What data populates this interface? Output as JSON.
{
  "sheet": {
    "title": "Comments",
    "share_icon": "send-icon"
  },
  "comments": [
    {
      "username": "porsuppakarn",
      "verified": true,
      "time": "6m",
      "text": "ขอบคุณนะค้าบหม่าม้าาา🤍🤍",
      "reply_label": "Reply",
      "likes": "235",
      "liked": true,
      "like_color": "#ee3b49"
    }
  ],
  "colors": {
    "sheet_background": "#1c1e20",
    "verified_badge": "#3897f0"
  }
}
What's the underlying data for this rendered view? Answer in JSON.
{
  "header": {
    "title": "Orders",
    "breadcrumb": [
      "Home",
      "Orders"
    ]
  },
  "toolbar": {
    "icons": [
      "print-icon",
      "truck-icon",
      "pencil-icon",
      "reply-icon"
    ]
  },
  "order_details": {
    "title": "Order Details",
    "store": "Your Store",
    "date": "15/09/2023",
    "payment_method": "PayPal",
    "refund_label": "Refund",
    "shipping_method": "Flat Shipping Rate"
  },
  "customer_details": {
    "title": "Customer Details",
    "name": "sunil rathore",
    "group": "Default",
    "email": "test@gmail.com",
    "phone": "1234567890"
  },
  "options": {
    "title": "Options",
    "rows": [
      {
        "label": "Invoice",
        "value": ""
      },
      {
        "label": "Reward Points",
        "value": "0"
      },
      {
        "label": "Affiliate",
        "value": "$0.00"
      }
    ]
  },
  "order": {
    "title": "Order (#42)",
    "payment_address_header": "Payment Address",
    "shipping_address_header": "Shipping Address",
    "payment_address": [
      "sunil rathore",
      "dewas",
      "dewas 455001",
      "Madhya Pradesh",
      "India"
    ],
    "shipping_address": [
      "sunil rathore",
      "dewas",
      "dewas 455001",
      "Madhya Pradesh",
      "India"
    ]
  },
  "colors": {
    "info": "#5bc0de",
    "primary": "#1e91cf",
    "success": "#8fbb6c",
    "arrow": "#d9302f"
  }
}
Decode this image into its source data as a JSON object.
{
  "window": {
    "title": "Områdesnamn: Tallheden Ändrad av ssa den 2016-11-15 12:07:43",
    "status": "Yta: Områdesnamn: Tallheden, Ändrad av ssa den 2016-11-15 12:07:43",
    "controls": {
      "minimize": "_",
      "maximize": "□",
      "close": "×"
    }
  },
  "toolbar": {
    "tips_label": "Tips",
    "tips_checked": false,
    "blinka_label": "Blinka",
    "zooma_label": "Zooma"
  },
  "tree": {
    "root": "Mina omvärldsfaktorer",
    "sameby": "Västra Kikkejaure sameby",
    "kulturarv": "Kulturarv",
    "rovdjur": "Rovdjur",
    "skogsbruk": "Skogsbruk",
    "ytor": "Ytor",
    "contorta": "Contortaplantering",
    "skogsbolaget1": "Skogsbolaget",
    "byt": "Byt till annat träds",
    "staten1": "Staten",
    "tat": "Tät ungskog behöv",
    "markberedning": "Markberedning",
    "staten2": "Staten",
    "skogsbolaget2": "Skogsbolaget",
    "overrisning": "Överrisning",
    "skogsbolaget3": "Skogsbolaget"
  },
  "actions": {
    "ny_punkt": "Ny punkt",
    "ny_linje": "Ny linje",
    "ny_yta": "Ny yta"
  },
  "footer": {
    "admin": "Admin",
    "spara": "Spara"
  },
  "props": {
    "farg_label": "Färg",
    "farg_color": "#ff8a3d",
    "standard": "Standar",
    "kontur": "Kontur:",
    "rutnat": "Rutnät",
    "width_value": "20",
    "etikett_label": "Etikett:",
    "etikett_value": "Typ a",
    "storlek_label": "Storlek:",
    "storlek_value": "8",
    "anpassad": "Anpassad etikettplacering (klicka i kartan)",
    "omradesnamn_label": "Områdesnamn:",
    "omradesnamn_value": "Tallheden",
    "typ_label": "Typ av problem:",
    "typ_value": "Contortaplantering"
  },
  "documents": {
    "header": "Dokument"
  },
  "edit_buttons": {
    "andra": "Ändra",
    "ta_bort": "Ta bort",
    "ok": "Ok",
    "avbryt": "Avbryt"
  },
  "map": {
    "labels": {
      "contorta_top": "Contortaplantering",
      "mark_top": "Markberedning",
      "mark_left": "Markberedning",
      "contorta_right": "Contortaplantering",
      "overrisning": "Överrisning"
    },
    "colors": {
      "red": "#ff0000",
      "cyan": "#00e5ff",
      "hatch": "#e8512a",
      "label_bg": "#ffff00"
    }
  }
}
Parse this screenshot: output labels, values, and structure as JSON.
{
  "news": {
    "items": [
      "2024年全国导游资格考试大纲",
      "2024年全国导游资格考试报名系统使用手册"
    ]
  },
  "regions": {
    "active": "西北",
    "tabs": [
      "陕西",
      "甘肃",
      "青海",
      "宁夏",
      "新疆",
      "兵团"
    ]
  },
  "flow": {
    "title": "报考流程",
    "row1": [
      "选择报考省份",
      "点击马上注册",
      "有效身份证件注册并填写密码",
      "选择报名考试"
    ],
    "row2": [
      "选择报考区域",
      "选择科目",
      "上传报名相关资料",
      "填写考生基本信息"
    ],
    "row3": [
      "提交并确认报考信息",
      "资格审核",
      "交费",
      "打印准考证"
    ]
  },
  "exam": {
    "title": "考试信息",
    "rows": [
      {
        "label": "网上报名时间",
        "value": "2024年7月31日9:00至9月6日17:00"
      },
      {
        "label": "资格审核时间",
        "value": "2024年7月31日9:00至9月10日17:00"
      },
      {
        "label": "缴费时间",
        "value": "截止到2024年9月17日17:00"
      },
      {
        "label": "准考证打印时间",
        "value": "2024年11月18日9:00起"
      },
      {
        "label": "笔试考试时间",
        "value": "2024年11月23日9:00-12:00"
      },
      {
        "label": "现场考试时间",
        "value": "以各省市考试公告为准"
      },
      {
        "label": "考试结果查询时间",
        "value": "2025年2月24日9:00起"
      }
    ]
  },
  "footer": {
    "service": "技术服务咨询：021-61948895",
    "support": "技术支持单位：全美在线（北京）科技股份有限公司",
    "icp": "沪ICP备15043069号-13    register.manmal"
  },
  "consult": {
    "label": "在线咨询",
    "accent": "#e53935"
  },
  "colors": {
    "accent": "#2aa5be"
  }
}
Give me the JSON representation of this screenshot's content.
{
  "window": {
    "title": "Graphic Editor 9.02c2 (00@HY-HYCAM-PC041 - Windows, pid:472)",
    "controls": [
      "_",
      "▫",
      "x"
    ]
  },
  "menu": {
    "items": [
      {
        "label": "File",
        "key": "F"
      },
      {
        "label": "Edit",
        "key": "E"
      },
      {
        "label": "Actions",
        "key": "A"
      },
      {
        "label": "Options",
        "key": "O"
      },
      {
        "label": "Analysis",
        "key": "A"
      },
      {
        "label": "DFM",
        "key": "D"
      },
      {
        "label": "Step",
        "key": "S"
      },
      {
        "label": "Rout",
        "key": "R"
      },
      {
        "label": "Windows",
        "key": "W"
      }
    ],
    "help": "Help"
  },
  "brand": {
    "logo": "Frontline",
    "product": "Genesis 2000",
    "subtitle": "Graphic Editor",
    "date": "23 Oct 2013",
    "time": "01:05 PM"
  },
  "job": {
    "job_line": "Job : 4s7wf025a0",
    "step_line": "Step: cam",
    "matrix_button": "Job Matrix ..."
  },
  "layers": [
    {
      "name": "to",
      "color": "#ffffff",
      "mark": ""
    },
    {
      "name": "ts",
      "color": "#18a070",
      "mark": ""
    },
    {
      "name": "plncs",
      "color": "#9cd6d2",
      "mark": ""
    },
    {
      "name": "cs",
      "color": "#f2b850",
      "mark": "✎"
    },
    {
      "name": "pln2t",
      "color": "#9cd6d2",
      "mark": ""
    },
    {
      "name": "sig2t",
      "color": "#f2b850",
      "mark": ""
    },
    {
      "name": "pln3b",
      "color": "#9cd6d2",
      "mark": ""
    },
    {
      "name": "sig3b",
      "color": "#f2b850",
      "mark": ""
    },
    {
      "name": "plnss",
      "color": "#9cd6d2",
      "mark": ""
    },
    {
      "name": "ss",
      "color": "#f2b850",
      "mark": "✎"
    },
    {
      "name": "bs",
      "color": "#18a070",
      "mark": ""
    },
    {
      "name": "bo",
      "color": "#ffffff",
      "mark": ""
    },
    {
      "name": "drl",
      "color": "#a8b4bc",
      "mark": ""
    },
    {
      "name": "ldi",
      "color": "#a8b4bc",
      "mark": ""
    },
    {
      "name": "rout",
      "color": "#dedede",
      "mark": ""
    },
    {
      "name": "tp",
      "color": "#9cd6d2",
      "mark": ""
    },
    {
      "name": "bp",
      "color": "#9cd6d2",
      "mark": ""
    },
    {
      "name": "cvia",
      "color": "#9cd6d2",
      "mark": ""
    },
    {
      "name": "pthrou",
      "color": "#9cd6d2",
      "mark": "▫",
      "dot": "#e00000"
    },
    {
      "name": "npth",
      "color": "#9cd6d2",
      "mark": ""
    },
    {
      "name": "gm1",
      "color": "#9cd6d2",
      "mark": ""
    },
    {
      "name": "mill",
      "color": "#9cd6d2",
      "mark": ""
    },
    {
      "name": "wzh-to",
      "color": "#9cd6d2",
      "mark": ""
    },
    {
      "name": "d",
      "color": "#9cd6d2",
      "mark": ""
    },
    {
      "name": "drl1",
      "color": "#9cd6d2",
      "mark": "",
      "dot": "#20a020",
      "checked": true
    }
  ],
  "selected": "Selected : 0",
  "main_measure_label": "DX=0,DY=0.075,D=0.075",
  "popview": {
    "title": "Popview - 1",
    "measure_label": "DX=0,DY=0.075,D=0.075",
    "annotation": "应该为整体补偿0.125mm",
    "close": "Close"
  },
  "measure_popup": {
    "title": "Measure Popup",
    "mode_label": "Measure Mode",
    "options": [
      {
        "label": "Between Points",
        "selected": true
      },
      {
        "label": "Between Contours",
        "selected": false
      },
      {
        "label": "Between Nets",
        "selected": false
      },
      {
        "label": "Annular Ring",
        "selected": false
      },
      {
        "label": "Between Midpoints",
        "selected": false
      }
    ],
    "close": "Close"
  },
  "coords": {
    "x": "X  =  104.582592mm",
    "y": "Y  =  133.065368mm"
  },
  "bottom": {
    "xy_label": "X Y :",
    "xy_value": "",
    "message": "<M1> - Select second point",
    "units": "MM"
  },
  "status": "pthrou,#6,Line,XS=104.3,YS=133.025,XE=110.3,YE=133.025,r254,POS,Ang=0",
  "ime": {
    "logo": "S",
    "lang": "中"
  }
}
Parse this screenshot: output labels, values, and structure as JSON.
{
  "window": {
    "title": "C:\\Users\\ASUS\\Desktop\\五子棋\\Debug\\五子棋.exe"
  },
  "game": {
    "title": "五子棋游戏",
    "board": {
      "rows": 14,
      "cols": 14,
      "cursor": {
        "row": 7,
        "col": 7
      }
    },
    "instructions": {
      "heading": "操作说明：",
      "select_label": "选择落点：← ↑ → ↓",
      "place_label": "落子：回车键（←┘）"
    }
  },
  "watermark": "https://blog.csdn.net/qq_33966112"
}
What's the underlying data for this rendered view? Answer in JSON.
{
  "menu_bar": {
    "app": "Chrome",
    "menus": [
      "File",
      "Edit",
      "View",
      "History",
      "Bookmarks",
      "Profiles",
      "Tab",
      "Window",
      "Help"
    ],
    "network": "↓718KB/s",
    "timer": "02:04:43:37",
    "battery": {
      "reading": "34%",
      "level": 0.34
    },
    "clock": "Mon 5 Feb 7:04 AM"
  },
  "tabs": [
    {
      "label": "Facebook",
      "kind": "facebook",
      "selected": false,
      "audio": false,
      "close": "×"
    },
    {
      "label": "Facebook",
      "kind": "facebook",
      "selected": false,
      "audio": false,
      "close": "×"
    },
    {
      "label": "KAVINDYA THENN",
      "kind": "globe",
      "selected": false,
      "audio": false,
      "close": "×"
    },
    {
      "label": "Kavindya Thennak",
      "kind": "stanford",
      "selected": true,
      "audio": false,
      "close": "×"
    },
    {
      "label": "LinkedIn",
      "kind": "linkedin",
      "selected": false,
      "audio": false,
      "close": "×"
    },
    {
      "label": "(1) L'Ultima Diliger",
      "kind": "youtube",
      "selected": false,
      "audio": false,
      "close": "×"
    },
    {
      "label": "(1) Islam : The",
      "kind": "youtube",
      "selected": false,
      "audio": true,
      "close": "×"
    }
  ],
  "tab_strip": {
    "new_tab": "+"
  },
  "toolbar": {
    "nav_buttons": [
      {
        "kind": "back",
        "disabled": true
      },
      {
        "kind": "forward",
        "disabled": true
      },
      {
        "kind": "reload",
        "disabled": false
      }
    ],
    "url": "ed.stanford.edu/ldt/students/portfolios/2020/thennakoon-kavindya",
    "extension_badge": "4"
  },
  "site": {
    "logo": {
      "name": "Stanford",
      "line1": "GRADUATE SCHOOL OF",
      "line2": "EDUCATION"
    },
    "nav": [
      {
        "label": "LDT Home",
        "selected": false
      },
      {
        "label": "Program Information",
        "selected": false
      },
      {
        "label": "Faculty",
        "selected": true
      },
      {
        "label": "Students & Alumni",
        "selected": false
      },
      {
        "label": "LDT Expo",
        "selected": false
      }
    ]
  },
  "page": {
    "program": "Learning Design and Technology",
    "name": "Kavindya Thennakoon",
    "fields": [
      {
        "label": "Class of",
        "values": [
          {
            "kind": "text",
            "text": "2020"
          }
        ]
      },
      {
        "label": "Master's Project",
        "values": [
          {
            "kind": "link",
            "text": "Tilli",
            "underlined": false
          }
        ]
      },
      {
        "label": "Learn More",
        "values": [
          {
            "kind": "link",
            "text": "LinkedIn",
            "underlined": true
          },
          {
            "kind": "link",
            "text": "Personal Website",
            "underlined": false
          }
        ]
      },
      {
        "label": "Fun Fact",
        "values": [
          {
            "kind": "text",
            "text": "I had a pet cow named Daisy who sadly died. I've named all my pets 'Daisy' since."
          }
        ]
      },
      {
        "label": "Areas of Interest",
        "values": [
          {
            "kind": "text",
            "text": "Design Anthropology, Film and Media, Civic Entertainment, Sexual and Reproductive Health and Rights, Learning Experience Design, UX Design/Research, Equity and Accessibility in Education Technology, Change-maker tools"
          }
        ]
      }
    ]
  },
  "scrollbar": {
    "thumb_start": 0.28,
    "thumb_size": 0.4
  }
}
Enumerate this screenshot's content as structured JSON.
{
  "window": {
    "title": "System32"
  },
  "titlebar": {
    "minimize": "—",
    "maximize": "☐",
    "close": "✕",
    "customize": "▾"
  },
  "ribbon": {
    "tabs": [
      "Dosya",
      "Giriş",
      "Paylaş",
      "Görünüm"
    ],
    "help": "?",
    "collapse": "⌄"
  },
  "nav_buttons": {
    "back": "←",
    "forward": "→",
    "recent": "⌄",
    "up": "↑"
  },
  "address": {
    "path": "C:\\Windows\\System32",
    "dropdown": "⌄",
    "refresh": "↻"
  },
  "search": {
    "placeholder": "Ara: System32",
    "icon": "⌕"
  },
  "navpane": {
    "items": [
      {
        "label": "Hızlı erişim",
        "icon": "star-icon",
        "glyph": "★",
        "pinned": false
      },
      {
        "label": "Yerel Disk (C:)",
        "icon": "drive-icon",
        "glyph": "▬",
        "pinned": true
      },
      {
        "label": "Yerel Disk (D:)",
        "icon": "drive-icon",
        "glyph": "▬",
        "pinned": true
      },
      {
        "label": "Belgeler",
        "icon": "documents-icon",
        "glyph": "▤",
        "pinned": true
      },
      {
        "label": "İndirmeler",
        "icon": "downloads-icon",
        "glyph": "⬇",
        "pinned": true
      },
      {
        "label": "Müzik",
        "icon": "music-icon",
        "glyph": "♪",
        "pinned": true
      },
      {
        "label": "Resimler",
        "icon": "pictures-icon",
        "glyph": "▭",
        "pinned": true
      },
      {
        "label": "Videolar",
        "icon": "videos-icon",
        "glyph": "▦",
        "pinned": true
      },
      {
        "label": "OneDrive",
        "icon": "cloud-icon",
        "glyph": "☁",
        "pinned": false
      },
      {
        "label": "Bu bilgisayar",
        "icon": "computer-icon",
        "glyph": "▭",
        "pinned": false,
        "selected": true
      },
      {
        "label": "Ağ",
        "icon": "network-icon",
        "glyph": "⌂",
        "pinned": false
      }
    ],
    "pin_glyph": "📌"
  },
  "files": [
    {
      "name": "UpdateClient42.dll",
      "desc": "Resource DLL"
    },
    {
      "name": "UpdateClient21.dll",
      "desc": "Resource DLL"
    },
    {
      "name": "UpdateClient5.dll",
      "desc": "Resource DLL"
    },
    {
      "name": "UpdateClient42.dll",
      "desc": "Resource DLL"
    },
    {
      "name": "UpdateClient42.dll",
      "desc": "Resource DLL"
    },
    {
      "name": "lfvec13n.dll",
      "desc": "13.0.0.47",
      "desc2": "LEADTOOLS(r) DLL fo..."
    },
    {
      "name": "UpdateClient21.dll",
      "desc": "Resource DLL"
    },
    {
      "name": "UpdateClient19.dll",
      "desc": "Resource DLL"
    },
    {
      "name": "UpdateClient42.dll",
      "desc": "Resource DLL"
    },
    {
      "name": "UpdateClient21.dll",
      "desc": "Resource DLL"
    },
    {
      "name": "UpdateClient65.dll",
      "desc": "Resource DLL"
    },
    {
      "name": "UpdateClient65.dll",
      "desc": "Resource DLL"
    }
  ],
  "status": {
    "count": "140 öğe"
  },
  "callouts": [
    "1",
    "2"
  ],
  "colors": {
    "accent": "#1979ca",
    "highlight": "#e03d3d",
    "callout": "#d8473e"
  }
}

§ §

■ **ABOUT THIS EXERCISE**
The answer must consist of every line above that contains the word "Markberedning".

■ **FINISHED EXERCISE**
    "markberedning": "Markberedning",
      "mark_top": "Markberedning",
      "mark_left": "Markberedning",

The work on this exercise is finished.